Isotonic exercise is a form of exercise which involves controlled contraction and extension of muscles and mobilization of the joints around those muscles. For exercise to be isotonic, the tension involved must remain constant throughout the exercise, rather than fluctuating. One of the most classic forms of isotonic exercise is weight lifting. This type of exercise tends to be inexpensive to perform, and it can be used to develop strength in both the muscles and the joints.
People sometimes confuse isotonic and isometric exercise, because the two terms sound very similar. The key difference is the presence of movement. In isotonic workouts, the joints move through a range of positions controlled by the user, while in isometric exercise, the joints remain stationary. Pressing one's palms against a wall and leaning into them to elongate muscles is an isometric exercise, while doing a pushup is an isotonic exercise.
Classically, isotonic exercise is used to support an overall fitness plan. People lift weights, do pushups and pullups, and engage in other types of isotonic exercise to make themselves more fit for a particular sport.
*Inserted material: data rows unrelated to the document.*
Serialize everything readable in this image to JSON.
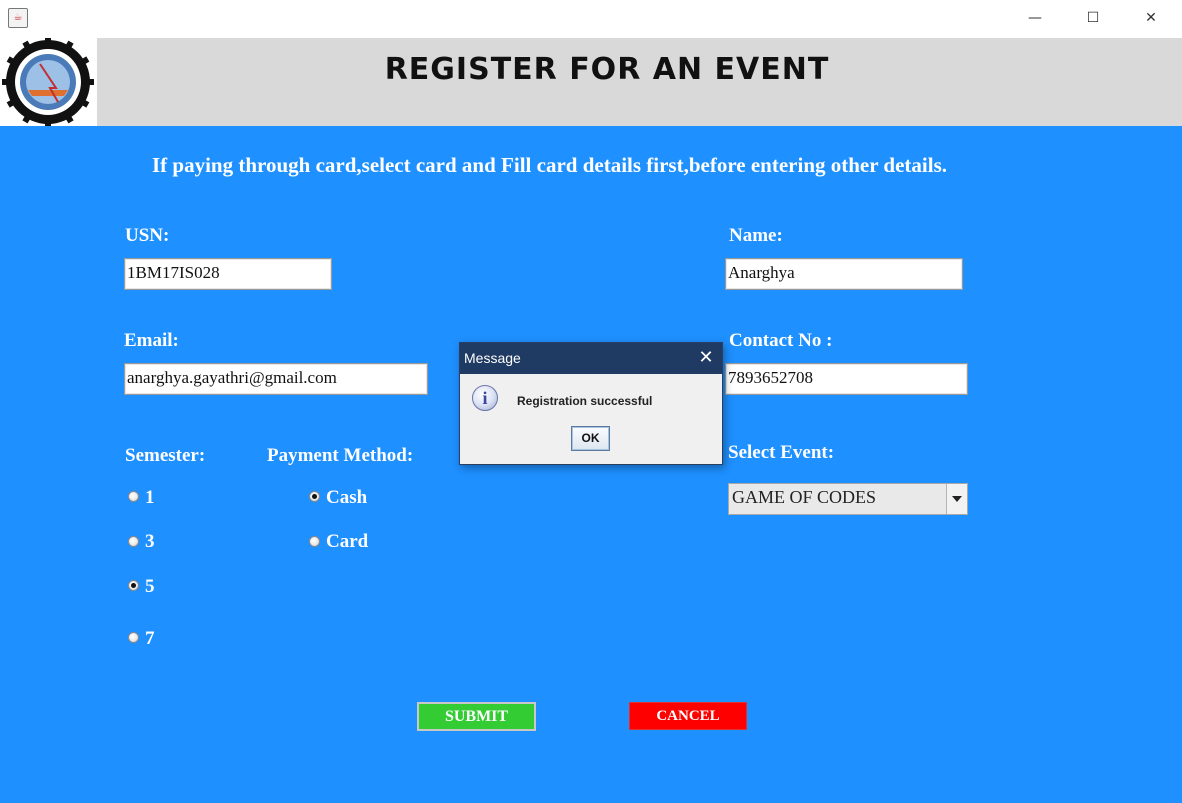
{
  "window": {
    "minimize_glyph": "—",
    "maximize_glyph": "☐",
    "close_glyph": "✕",
    "app_icon": "java-icon"
  },
  "header": {
    "title": "REGISTER FOR AN EVENT",
    "logo": "college-logo-icon"
  },
  "instruction": "If paying through card,select card and  Fill card details first,before entering other details.",
  "form": {
    "usn_label": "USN:",
    "usn_value": "1BM17IS028",
    "name_label": "Name:",
    "name_value": "Anarghya",
    "email_label": "Email:",
    "email_value": "anarghya.gayathri@gmail.com",
    "contact_label": "Contact No :",
    "contact_value": "7893652708",
    "semester_label": "Semester:",
    "semesters": [
      {
        "label": "1",
        "checked": false
      },
      {
        "label": "3",
        "checked": false
      },
      {
        "label": "5",
        "checked": true
      },
      {
        "label": "7",
        "checked": false
      }
    ],
    "payment_label": "Payment Method:",
    "payments": [
      {
        "label": "Cash",
        "checked": true
      },
      {
        "label": "Card",
        "checked": false
      }
    ],
    "event_label": "Select Event:",
    "event_value": "GAME OF CODES",
    "submit_label": "SUBMIT",
    "cancel_label": "CANCEL"
  },
  "dialog": {
    "title": "Message",
    "close_glyph": "✕",
    "icon_glyph": "i",
    "message": "Registration successful",
    "ok_label": "OK"
  }
}
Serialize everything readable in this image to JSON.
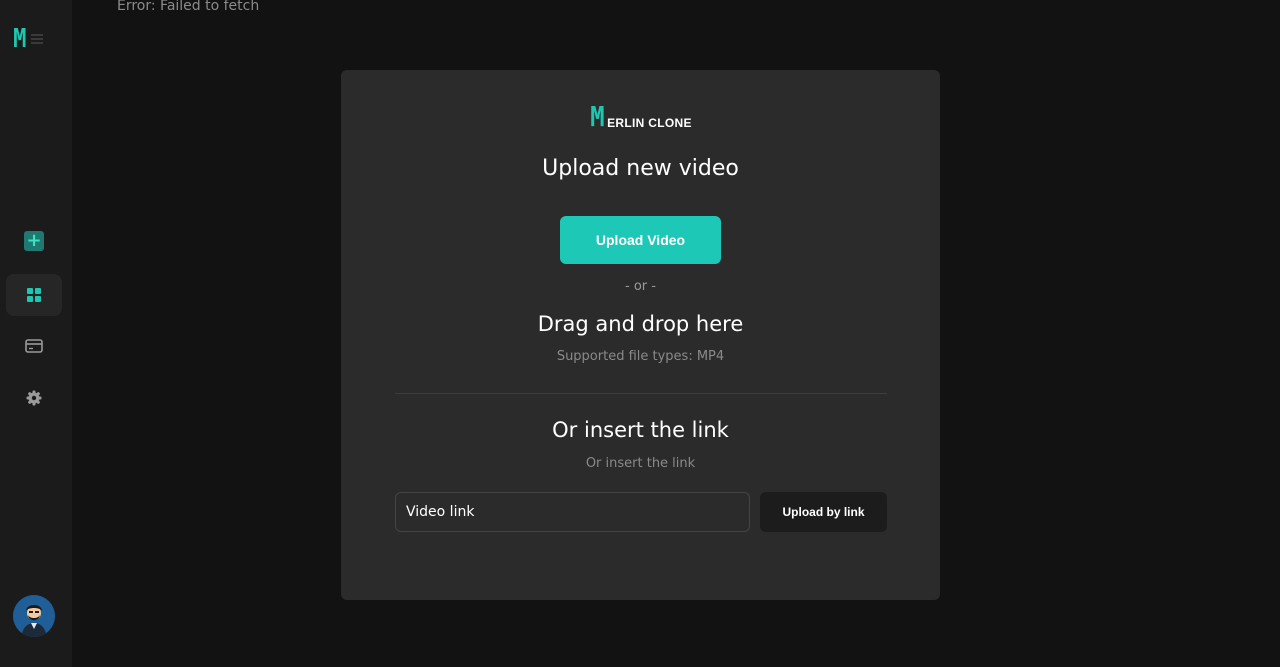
{
  "sidebar": {
    "logo_letter": "M",
    "items": [
      {
        "name": "create",
        "icon": "plus-square-icon"
      },
      {
        "name": "dashboard",
        "icon": "grid-icon",
        "active": true
      },
      {
        "name": "billing",
        "icon": "credit-card-icon"
      },
      {
        "name": "settings",
        "icon": "gear-icon"
      }
    ],
    "accent_color": "#1ec8b0"
  },
  "error": {
    "message": "Error: Failed to fetch"
  },
  "modal": {
    "brand": {
      "big": "M",
      "rest": "ERLIN CLONE"
    },
    "title": "Upload new video",
    "upload_button": "Upload Video",
    "or_text": "- or -",
    "drag_title": "Drag and drop here",
    "supported": "Supported file types: MP4",
    "link_title": "Or insert the link",
    "link_subtitle": "Or insert the link",
    "link_input": {
      "placeholder": "Video link",
      "value": ""
    },
    "link_button": "Upload by link"
  },
  "colors": {
    "accent": "#1ec8b7",
    "modal_bg": "#2b2b2b",
    "page_bg": "#121212"
  }
}
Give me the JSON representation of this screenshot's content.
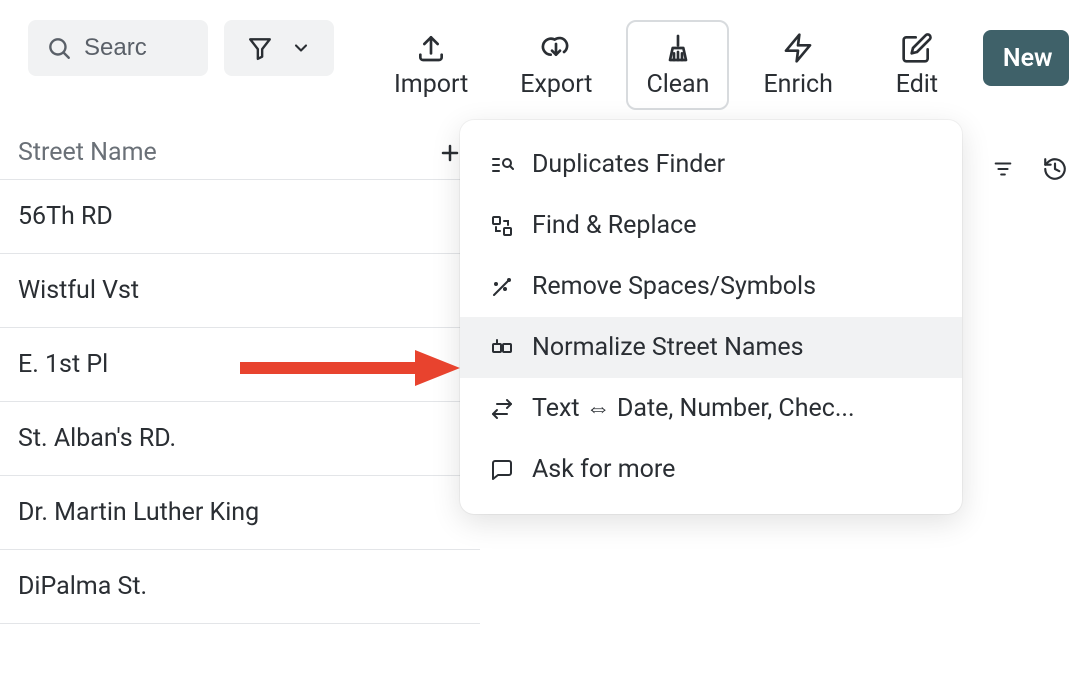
{
  "toolbar": {
    "search_placeholder": "Searc",
    "import_label": "Import",
    "export_label": "Export",
    "clean_label": "Clean",
    "enrich_label": "Enrich",
    "edit_label": "Edit",
    "new_label": "New"
  },
  "column": {
    "header": "Street Name",
    "rows": [
      "56Th RD",
      "Wistful Vst",
      "E. 1st Pl",
      "St. Alban's RD.",
      "Dr. Martin Luther King",
      "DiPalma St."
    ]
  },
  "clean_menu": {
    "duplicates": "Duplicates Finder",
    "find_replace": "Find & Replace",
    "remove_spaces": "Remove Spaces/Symbols",
    "normalize_street": "Normalize Street Names",
    "text_convert": "Text ⇔ Date, Number, Chec...",
    "ask_more": "Ask for more"
  }
}
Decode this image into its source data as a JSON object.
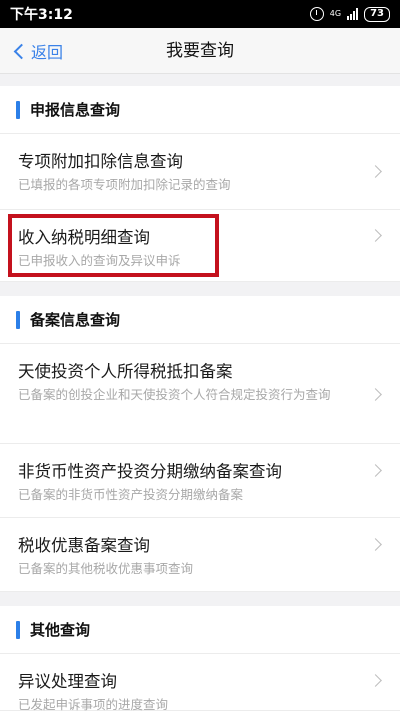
{
  "status": {
    "time": "下午3:12",
    "network": "4G",
    "battery": "73"
  },
  "nav": {
    "back_label": "返回",
    "title": "我要查询"
  },
  "sections": [
    {
      "title": "申报信息查询",
      "items": [
        {
          "title": "专项附加扣除信息查询",
          "desc": "已填报的各项专项附加扣除记录的查询"
        },
        {
          "title": "收入纳税明细查询",
          "desc": "已申报收入的查询及异议申诉"
        }
      ]
    },
    {
      "title": "备案信息查询",
      "items": [
        {
          "title": "天使投资个人所得税抵扣备案",
          "desc": "已备案的创投企业和天使投资个人符合规定投资行为查询"
        },
        {
          "title": "非货币性资产投资分期缴纳备案查询",
          "desc": "已备案的非货币性资产投资分期缴纳备案"
        },
        {
          "title": "税收优惠备案查询",
          "desc": "已备案的其他税收优惠事项查询"
        }
      ]
    },
    {
      "title": "其他查询",
      "items": [
        {
          "title": "异议处理查询",
          "desc": "已发起申诉事项的进度查询"
        }
      ]
    }
  ],
  "colors": {
    "accent": "#2b7fe8",
    "link": "#3a82e8",
    "highlight": "#c4111d"
  }
}
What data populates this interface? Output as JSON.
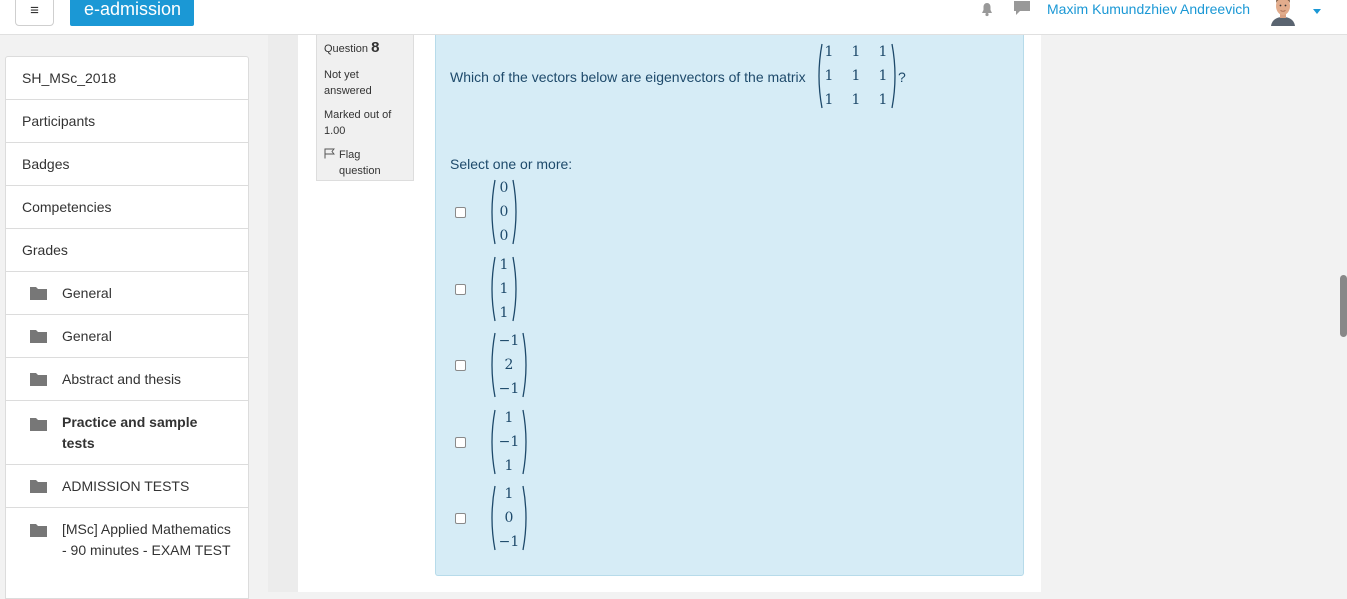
{
  "navbar": {
    "menu_icon": "hamburger-icon",
    "brand": "e-admission",
    "user_name": "Maxim Kumundzhiev Andreevich",
    "accent": "#1b98d5"
  },
  "drawer": {
    "items": [
      {
        "label": "SH_MSc_2018",
        "icon": ""
      },
      {
        "label": "Participants",
        "icon": ""
      },
      {
        "label": "Badges",
        "icon": ""
      },
      {
        "label": "Competencies",
        "icon": ""
      },
      {
        "label": "Grades",
        "icon": ""
      },
      {
        "label": "General",
        "icon": "folder-icon"
      },
      {
        "label": "General",
        "icon": "folder-icon"
      },
      {
        "label": "Abstract and thesis",
        "icon": "folder-icon"
      },
      {
        "label": "Practice and sample tests",
        "icon": "folder-icon"
      },
      {
        "label": "ADMISSION TESTS",
        "icon": "folder-icon"
      },
      {
        "label": "[MSc] Applied Mathematics - 90 minutes - EXAM TEST",
        "icon": "folder-icon"
      }
    ]
  },
  "question": {
    "label": "Question",
    "number": "8",
    "state": "Not yet answered",
    "grade": "Marked out of 1.00",
    "flag": "Flag question",
    "text": "Which of the vectors below are eigenvectors of the matrix",
    "text_end": "?",
    "matrix": [
      [
        "1",
        "1",
        "1"
      ],
      [
        "1",
        "1",
        "1"
      ],
      [
        "1",
        "1",
        "1"
      ]
    ],
    "prompt": "Select one or more:",
    "options": [
      [
        "0",
        "0",
        "0"
      ],
      [
        "1",
        "1",
        "1"
      ],
      [
        "−1",
        "2",
        "−1"
      ],
      [
        "1",
        "−1",
        "1"
      ],
      [
        "1",
        "0",
        "−1"
      ]
    ]
  }
}
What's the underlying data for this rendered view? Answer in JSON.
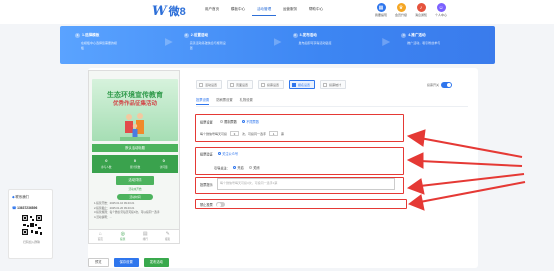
{
  "colors": {
    "accent": "#2f76ed",
    "green": "#3aa24d",
    "annotation": "#e53935"
  },
  "nav": {
    "logo_mark": "W",
    "logo_text": "微8",
    "links": [
      "用户首页",
      "模板中心",
      "活动管理",
      "运营服务",
      "帮助中心"
    ],
    "active_index": 2,
    "icons": [
      {
        "icon": "grid-icon",
        "label": "我要提现",
        "color": "#2f76ed"
      },
      {
        "icon": "crown-icon",
        "label": "会员升级",
        "color": "#f5a623"
      },
      {
        "icon": "bell-icon",
        "label": "消息通知",
        "color": "#e5533d"
      },
      {
        "icon": "user-icon",
        "label": "个人中心",
        "color": "#7b61ff"
      }
    ]
  },
  "steps": [
    {
      "num": "1",
      "title": "1.选择模板",
      "desc": "在模板中心选择您需要的模板"
    },
    {
      "num": "2",
      "title": "2.设置活动",
      "desc": "完善活动基础信息与规则设置"
    },
    {
      "num": "3",
      "title": "3.发布活动",
      "desc": "发布后即可获得活动链接"
    },
    {
      "num": "4",
      "title": "4.推广活动",
      "desc": "推广活动，吸引粉丝参与"
    }
  ],
  "preview": {
    "poster_title": "生态环境宣传教育",
    "poster_subtitle": "优秀作品征集活动",
    "green_bar": "默认活动标题",
    "stats": [
      {
        "value": "0",
        "label": "参与人数"
      },
      {
        "value": "0",
        "label": "累计票数"
      },
      {
        "value": "0",
        "label": "访问量"
      }
    ],
    "button": "活动详情",
    "hint": "活动未开始",
    "pill": "活动时间",
    "info_lines": [
      "1.投票开始：2025.01.10 09:43:21",
      "2.投票截止：2025.01.20 09:43:21",
      "3.投票规则：每个微信号每天可投3次，可以投同一选手",
      "4.活动说明：..."
    ],
    "tabbar": [
      {
        "icon": "⌂",
        "name": "home-icon",
        "label": "首页"
      },
      {
        "icon": "◎",
        "name": "vote-icon",
        "label": "投票"
      },
      {
        "icon": "▤",
        "name": "rank-icon",
        "label": "排行"
      },
      {
        "icon": "✎",
        "name": "signup-icon",
        "label": "报名"
      }
    ]
  },
  "actions": {
    "preview": "预览",
    "save": "保存设置",
    "publish": "发布活动"
  },
  "settings": {
    "tabs": [
      "活动设置",
      "页面设置",
      "投票设置",
      "报名设置",
      "投票统计"
    ],
    "active_tab": 3,
    "switch_label": "投票开关",
    "subtabs": [
      "投票设置",
      "防刷票设置",
      "礼物设置"
    ],
    "active_subtab": 0,
    "limit_label": "投票设置",
    "limit_options": [
      "限制票数",
      "不限票数"
    ],
    "limit_row": {
      "prefix": "每个微信号每天可投",
      "value": "3",
      "unit": "次，可投同一选手",
      "value2": "1",
      "unit2": "票"
    },
    "verify_label": "投票验证",
    "verify_option": "关注公众号",
    "verify_sub_label": "引导关注：",
    "verify_sub_options": [
      "开启",
      "关闭"
    ],
    "msg_label": "投票提示",
    "msg_placeholder": "每个微信号每天可投3次，可投同一选手1票",
    "restrict_label": "禁止投票"
  },
  "left_widget": {
    "title": "联系我们",
    "phone": "13637236896",
    "caption": "扫码加入群聊"
  }
}
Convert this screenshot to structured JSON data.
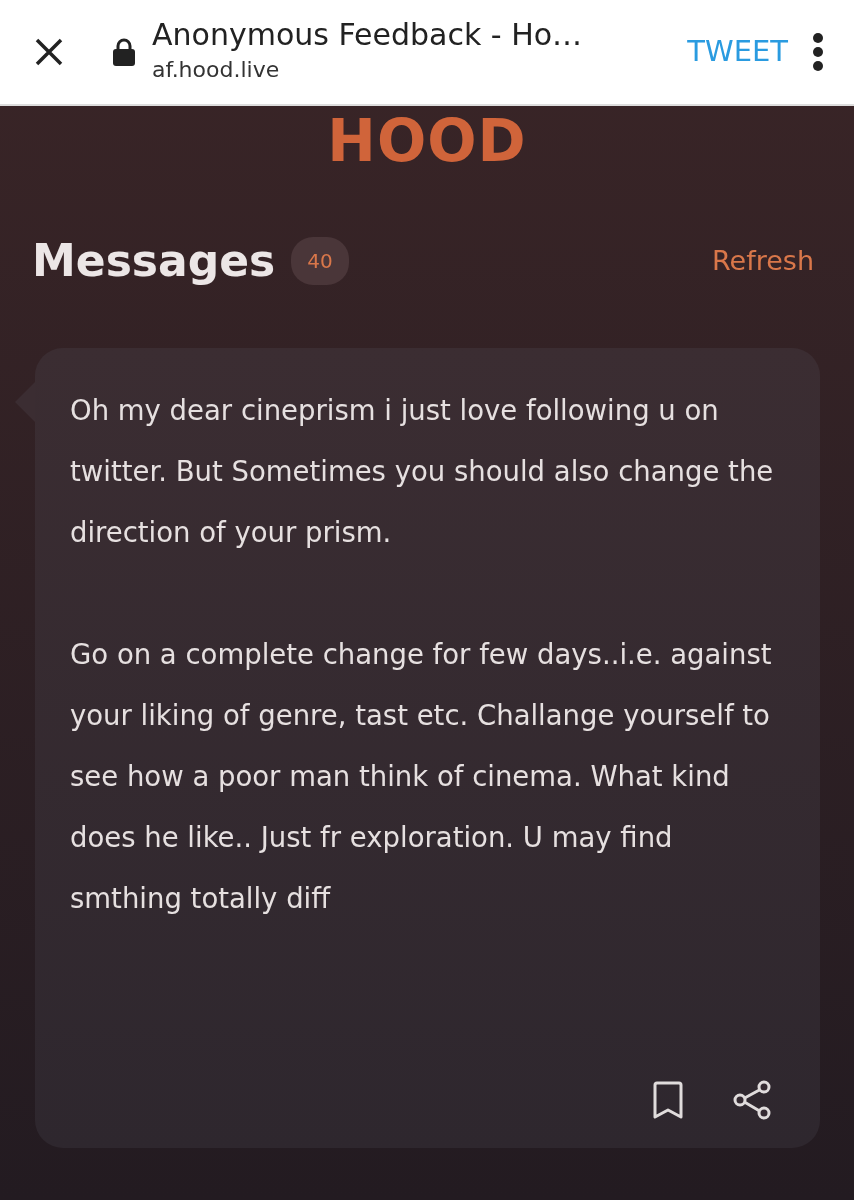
{
  "browser_bar": {
    "title": "Anonymous Feedback - Ho…",
    "url": "af.hood.live",
    "action": "TWEET"
  },
  "logo": "HOOD",
  "header": {
    "title": "Messages",
    "count": "40",
    "refresh": "Refresh"
  },
  "messages": [
    {
      "paragraphs": [
        "Oh my dear cineprism i just love following u on twitter. But Sometimes you should also change the direction of your prism.",
        "Go on a complete change for few days..i.e. against your liking of genre, tast etc. Challange yourself to see how a poor man think of cinema. What kind does he like.. Just fr exploration. U may find smthing totally diff"
      ]
    }
  ]
}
A swimmer, for example, might use this type of exercise to build up the arms to be a more effective and powerful swimmer. Regular isotonic exercise can also promote healthy joints which will perform well into old age.
Light isotonic exercises are sometimes utilized in physical therapy programs to gently develop muscle and joint strength. The gentle elongation and contraction of the muscles which occurs during the exercise can be used to pinpoint problem areas, such as a point when a muscle experiences a very high level of strain. The exercise can also build up muscles and joints after surgery or trauma, with the guidance of a physical therapist or personal trainer who has experience.
Every person's body is different, and ideally an isotonic exercise program should be developed for a specific person, rather than being used generically. Professional athletes often develop such programs with their coaches and sports physicians to reach an optimal level of performance. Personal trainers, fitness instructors, and physical therapists can offer suggestions and help formulate appropriate programs to ensure that people are using the most suitable and effective set of exercises. For people who are just embarking on an exercise plan, it is a good idea to consult a physician, and to work with a trainer for the first few sessions to learn how to exercise safely and effectively.